I’ve no idea whether these charges are accurate, or Washam should be recalled. That, of course, is for the voters of Pierce County to decide.
Or at least, it should be. Because of campaign finance laws, the recall effort is seriously hindered. As Maurer explains:
State law bars anyone from giving more than $800 to recall campaigns. This extremely low limit on the public’s political speech not only insulates incumbents from recalls, it also mutes the voices of those attempting to exercise their right of recall under Washington’s constitution.
The result is that grass-roots efforts to exercise control over the people’s representatives are hobbled from the very beginning.
To make matters worse, the contribution limit even applies to the free help that recall campaigns receive from experts such as lawyers. As a result, people like Farris face a Catch-22. Because the legal hurdles to recall efforts are high – they must convince a judge, and often the Washington Supreme Court, that the charges against the elected official are sufficiently serious – legal help is vital. But lawyers can be expensive for citizen activists.

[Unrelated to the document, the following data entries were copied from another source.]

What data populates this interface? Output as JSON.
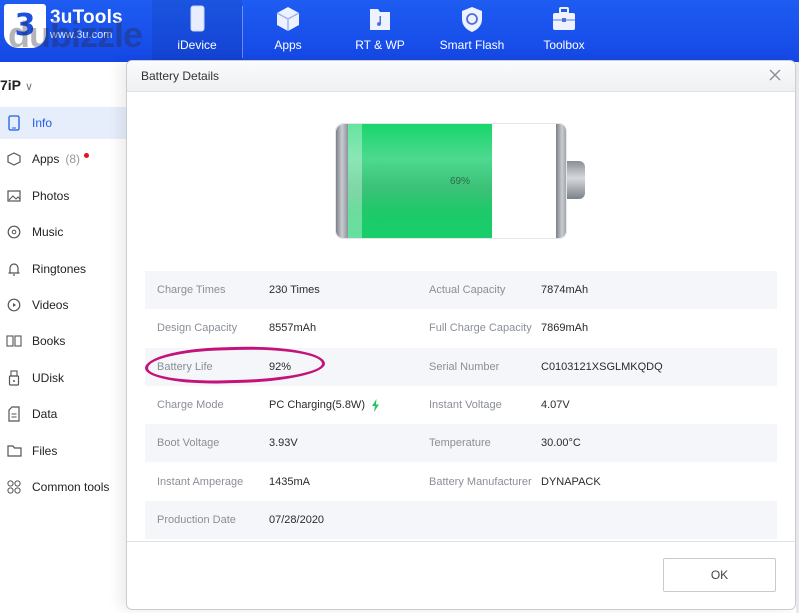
{
  "app": {
    "logo_glyph": "3",
    "brand_name": "3uTools",
    "brand_url": "www.3u.com",
    "watermark": "dubizzle"
  },
  "topnav": {
    "items": [
      {
        "label": "iDevice",
        "icon": "phone-icon"
      },
      {
        "label": "Apps",
        "icon": "cube-icon"
      },
      {
        "label": "RT & WP",
        "icon": "music-folder-icon"
      },
      {
        "label": "Smart Flash",
        "icon": "shield-refresh-icon"
      },
      {
        "label": "Toolbox",
        "icon": "toolbox-icon"
      }
    ]
  },
  "sidebar": {
    "device_name": "7iP",
    "device_chevron": "∨",
    "items": [
      {
        "label": "Info",
        "icon": "phone-outline-icon",
        "active": true
      },
      {
        "label": "Apps",
        "icon": "hexagon-app-icon",
        "count": "(8)",
        "badge": true
      },
      {
        "label": "Photos",
        "icon": "image-icon"
      },
      {
        "label": "Music",
        "icon": "disc-icon"
      },
      {
        "label": "Ringtones",
        "icon": "bell-icon"
      },
      {
        "label": "Videos",
        "icon": "play-circle-icon"
      },
      {
        "label": "Books",
        "icon": "book-icon"
      },
      {
        "label": "UDisk",
        "icon": "usb-drive-icon"
      },
      {
        "label": "Data",
        "icon": "document-icon"
      },
      {
        "label": "Files",
        "icon": "folder-icon"
      },
      {
        "label": "Common tools",
        "icon": "grid-circles-icon"
      }
    ]
  },
  "dialog": {
    "title": "Battery Details",
    "battery_percent": 69,
    "battery_percent_label": "69%",
    "rows": [
      {
        "label": "Charge Times",
        "value": "230 Times",
        "label2": "Actual Capacity",
        "value2": "7874mAh"
      },
      {
        "label": "Design Capacity",
        "value": "8557mAh",
        "label2": "Full Charge Capacity",
        "value2": "7869mAh"
      },
      {
        "label": "Battery Life",
        "value": "92%",
        "label2": "Serial Number",
        "value2": "C0103121XSGLMKQDQ"
      },
      {
        "label": "Charge Mode",
        "value": "PC Charging(5.8W)",
        "label2": "Instant Voltage",
        "value2": "4.07V",
        "charging_icon": true
      },
      {
        "label": "Boot Voltage",
        "value": "3.93V",
        "label2": "Temperature",
        "value2": "30.00°C"
      },
      {
        "label": "Instant Amperage",
        "value": "1435mA",
        "label2": "Battery Manufacturer",
        "value2": "DYNAPACK"
      },
      {
        "label": "Production Date",
        "value": "07/28/2020",
        "label2": "",
        "value2": ""
      }
    ],
    "ok_label": "OK",
    "annotation_color": "#c3127a",
    "charging_color": "#22c55e"
  }
}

Fortunately for Farris, lawyers from the well-regarded Tacoma firm of Oldfield & Helsdon PLLC were willing to donate their time to her for free.
Unfortunately for Farris, the unelected bureaucrats at the Public Disclosure Commission concluded that even free legal services are a “contribution” subject to the $800 limit, so accepting free help from Oldfield & Helsdon was against the law.
Like any campaign, recall campaigns cost money, so any limits on funding will limit how much a campaign can communicate with voters.
Maurer and the Institute for Justice are representing Farris and the attorneys at Oldfield & Helsdon in a challenge to the PDC, which you can read about at the IJ website: Farris et al. v. Seabrook et al.
Campaign Finance Laws versus Good Government
We at the Center have long maintained that campaign finance laws serve more often as a barrier to citizen participation in politics and a limit on the First Amendment than as any sort of impediment to political corruption, and this case is sadly just the latest example.